■ Work to complete ■
Leave out the pictures and copy each record below exactly.
*** Opening Records for this task ***
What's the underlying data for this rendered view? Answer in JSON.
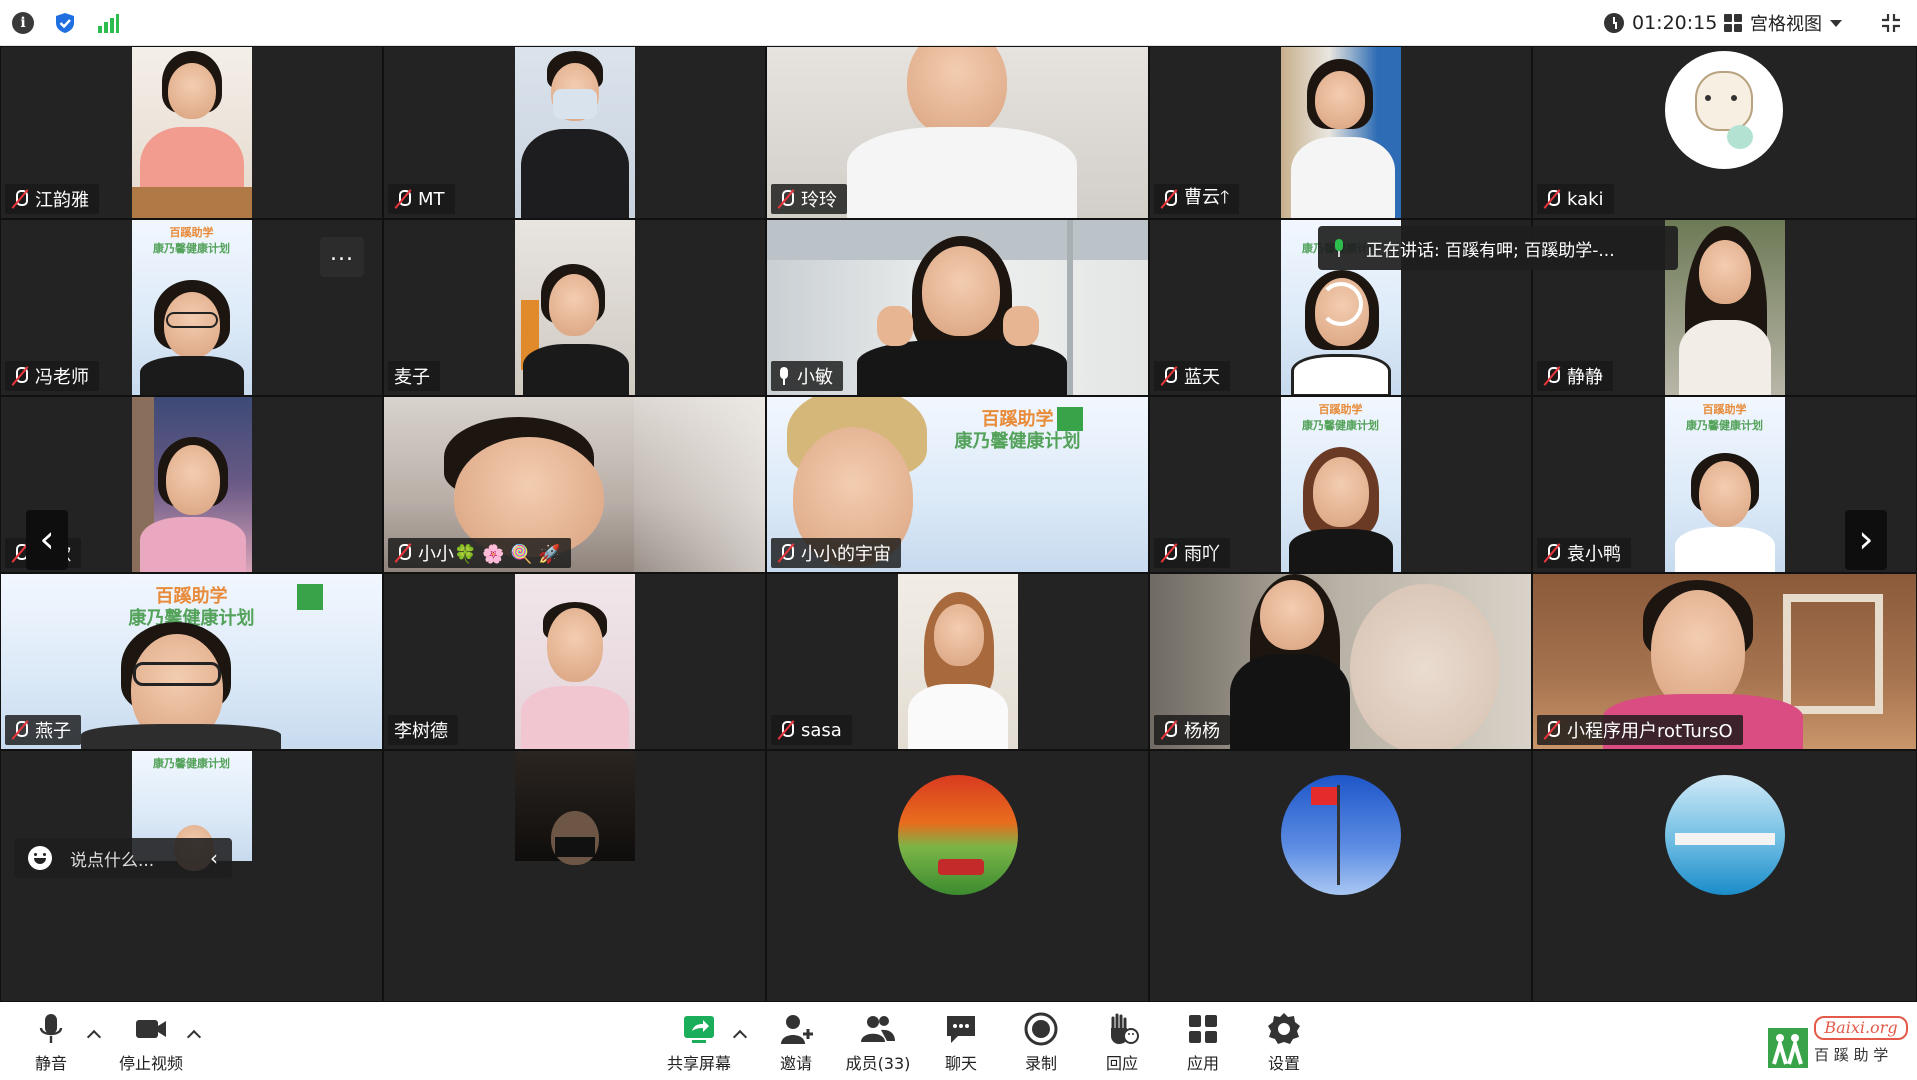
{
  "topbar": {
    "time": "01:20:15",
    "view_mode": "宫格视图"
  },
  "tiles": [
    {
      "name": "江韵雅",
      "mic": "off"
    },
    {
      "name": "MT",
      "mic": "off"
    },
    {
      "name": "玲玲",
      "mic": "off"
    },
    {
      "name": "曹云🡑",
      "mic": "off"
    },
    {
      "name": "kaki",
      "mic": "off"
    },
    {
      "name": "冯老师",
      "mic": "off"
    },
    {
      "name": "麦子",
      "mic": "none"
    },
    {
      "name": "小敏",
      "mic": "on"
    },
    {
      "name": "蓝天",
      "mic": "off"
    },
    {
      "name": "静静",
      "mic": "off"
    },
    {
      "name": "船歌",
      "mic": "off"
    },
    {
      "name": "小小🍀 🌸 🍭 🚀",
      "mic": "off"
    },
    {
      "name": "小小的宇宙",
      "mic": "off"
    },
    {
      "name": "雨吖",
      "mic": "off"
    },
    {
      "name": "袁小鸭",
      "mic": "off"
    },
    {
      "name": "燕子",
      "mic": "off"
    },
    {
      "name": "李树德",
      "mic": "none"
    },
    {
      "name": "sasa",
      "mic": "off"
    },
    {
      "name": "杨杨",
      "mic": "off"
    },
    {
      "name": "小程序用户rotTursO",
      "mic": "off"
    },
    {
      "name": "",
      "mic": "none"
    },
    {
      "name": "",
      "mic": "none"
    },
    {
      "name": "",
      "mic": "none"
    },
    {
      "name": "",
      "mic": "none"
    },
    {
      "name": "",
      "mic": "none"
    }
  ],
  "speaking": {
    "text": "正在讲话:  百蹊有呷; 百蹊助学-..."
  },
  "more_label": "...",
  "chat": {
    "placeholder": "说点什么..."
  },
  "poster": {
    "title1": "百蹊助学",
    "title2": "康乃馨健康计划"
  },
  "toolbar": {
    "mute": "静音",
    "stop_video": "停止视频",
    "share": "共享屏幕",
    "invite": "邀请",
    "members": "成员(33)",
    "chat": "聊天",
    "record": "录制",
    "react": "回应",
    "apps": "应用",
    "settings": "设置"
  },
  "brand": {
    "text1": "Baixi.org",
    "text2": "百 蹊 助 学"
  },
  "colors": {
    "muted_red": "#e8353b",
    "speaking_green": "#2dbd4e",
    "share_green": "#1aad5a",
    "shield_blue": "#1f6fe0",
    "signal_green": "#2dbd4e"
  }
}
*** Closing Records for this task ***
■ Exercise result ■
What's the underlying data for this rendered view? Answer in JSON.
{
  "topbar": {
    "time": "01:20:15",
    "view_mode": "宫格视图"
  },
  "tiles": [
    {
      "name": "江韵雅",
      "mic": "off"
    },
    {
      "name": "MT",
      "mic": "off"
    },
    {
      "name": "玲玲",
      "mic": "off"
    },
    {
      "name": "曹云🡑",
      "mic": "off"
    },
    {
      "name": "kaki",
      "mic": "off"
    },
    {
      "name": "冯老师",
      "mic": "off"
    },
    {
      "name": "麦子",
      "mic": "none"
    },
    {
      "name": "小敏",
      "mic": "on"
    },
    {
      "name": "蓝天",
      "mic": "off"
    },
    {
      "name": "静静",
      "mic": "off"
    },
    {
      "name": "船歌",
      "mic": "off"
    },
    {
      "name": "小小🍀 🌸 🍭 🚀",
      "mic": "off"
    },
    {
      "name": "小小的宇宙",
      "mic": "off"
    },
    {
      "name": "雨吖",
      "mic": "off"
    },
    {
      "name": "袁小鸭",
      "mic": "off"
    },
    {
      "name": "燕子",
      "mic": "off"
    },
    {
      "name": "李树德",
      "mic": "none"
    },
    {
      "name": "sasa",
      "mic": "off"
    },
    {
      "name": "杨杨",
      "mic": "off"
    },
    {
      "name": "小程序用户rotTursO",
      "mic": "off"
    },
    {
      "name": "",
      "mic": "none"
    },
    {
      "name": "",
      "mic": "none"
    },
    {
      "name": "",
      "mic": "none"
    },
    {
      "name": "",
      "mic": "none"
    },
    {
      "name": "",
      "mic": "none"
    }
  ],
  "speaking": {
    "text": "正在讲话:  百蹊有呷; 百蹊助学-..."
  },
  "more_label": "...",
  "chat": {
    "placeholder": "说点什么..."
  },
  "poster": {
    "title1": "百蹊助学",
    "title2": "康乃馨健康计划"
  },
  "toolbar": {
    "mute": "静音",
    "stop_video": "停止视频",
    "share": "共享屏幕",
    "invite": "邀请",
    "members": "成员(33)",
    "chat": "聊天",
    "record": "录制",
    "react": "回应",
    "apps": "应用",
    "settings": "设置"
  },
  "brand": {
    "text1": "Baixi.org",
    "text2": "百 蹊 助 学"
  },
  "colors": {
    "muted_red": "#e8353b",
    "speaking_green": "#2dbd4e",
    "share_green": "#1aad5a",
    "shield_blue": "#1f6fe0",
    "signal_green": "#2dbd4e"
  }
}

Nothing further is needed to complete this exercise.